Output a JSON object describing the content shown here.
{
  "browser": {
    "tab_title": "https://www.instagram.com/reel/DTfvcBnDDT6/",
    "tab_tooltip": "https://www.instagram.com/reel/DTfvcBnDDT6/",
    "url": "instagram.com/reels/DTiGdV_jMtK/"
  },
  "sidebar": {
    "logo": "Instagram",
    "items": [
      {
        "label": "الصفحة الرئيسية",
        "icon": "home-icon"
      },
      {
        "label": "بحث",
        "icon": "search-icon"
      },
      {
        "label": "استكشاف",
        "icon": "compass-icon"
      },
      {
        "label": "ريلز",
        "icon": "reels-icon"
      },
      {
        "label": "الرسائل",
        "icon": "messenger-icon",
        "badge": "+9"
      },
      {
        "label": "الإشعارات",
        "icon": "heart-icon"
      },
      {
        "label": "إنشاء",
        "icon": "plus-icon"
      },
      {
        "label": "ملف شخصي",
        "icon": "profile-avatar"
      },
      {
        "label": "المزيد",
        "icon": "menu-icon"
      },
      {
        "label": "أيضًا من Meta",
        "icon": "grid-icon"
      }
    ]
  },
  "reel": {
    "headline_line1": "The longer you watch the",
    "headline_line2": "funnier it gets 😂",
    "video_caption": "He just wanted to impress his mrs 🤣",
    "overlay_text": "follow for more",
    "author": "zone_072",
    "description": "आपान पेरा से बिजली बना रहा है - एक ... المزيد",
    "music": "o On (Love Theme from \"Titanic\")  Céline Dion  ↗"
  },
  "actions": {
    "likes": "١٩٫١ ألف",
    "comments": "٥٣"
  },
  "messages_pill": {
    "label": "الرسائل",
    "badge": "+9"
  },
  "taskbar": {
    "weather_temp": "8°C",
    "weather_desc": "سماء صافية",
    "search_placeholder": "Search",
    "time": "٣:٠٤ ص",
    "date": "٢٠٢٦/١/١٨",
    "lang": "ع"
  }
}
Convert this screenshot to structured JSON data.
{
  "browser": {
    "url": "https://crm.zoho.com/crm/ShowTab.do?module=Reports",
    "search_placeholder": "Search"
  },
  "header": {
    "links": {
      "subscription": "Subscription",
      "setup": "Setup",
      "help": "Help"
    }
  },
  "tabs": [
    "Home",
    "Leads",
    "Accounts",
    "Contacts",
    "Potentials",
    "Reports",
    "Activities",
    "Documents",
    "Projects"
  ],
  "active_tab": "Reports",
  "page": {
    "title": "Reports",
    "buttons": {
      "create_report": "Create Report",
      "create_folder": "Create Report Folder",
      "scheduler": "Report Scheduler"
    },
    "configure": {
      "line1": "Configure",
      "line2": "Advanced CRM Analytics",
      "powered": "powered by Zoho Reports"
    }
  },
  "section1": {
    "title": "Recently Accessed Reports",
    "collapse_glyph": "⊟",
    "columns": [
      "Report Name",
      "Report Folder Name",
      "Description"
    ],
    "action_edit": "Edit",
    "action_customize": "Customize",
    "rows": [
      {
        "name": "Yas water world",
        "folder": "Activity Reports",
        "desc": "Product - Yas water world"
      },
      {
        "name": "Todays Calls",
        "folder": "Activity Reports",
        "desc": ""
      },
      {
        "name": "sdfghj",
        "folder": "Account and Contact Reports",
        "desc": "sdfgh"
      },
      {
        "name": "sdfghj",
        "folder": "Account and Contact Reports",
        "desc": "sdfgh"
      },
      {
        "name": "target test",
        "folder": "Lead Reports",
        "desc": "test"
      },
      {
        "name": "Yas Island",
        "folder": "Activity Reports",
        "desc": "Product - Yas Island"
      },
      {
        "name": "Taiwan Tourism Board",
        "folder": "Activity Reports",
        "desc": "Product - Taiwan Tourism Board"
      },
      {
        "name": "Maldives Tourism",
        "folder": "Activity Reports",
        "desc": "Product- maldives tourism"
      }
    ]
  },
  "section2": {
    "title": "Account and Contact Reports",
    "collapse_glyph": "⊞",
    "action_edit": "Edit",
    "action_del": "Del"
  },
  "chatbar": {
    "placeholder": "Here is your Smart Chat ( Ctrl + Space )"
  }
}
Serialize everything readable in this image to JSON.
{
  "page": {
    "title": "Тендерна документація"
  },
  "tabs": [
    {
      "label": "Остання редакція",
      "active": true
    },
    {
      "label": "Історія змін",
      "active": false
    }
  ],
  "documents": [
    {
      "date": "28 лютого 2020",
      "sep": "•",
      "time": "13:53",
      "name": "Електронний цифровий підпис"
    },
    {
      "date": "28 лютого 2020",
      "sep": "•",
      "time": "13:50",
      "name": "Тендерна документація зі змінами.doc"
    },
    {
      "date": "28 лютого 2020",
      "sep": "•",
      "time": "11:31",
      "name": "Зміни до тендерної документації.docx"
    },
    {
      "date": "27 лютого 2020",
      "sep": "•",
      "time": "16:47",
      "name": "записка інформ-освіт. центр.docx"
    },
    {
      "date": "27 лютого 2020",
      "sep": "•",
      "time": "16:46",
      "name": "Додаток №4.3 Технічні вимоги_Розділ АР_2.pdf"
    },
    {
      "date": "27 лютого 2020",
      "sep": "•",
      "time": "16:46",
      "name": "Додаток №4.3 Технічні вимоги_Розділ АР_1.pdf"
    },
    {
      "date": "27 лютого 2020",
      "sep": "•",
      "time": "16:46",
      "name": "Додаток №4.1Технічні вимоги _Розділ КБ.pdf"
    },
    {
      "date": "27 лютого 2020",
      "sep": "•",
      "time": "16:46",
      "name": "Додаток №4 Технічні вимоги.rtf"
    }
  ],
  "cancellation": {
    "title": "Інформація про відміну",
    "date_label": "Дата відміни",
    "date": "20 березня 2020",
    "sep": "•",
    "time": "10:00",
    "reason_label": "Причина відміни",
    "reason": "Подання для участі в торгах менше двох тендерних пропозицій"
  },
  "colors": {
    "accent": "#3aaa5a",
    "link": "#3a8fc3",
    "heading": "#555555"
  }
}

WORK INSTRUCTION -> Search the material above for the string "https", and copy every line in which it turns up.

PROBLEM SOLUTION ->
    "tab_title": "https://www.instagram.com/reel/DTfvcBnDDT6/",
    "tab_tooltip": "https://www.instagram.com/reel/DTfvcBnDDT6/",
    "url": "https://crm.zoho.com/crm/ShowTab.do?module=Reports",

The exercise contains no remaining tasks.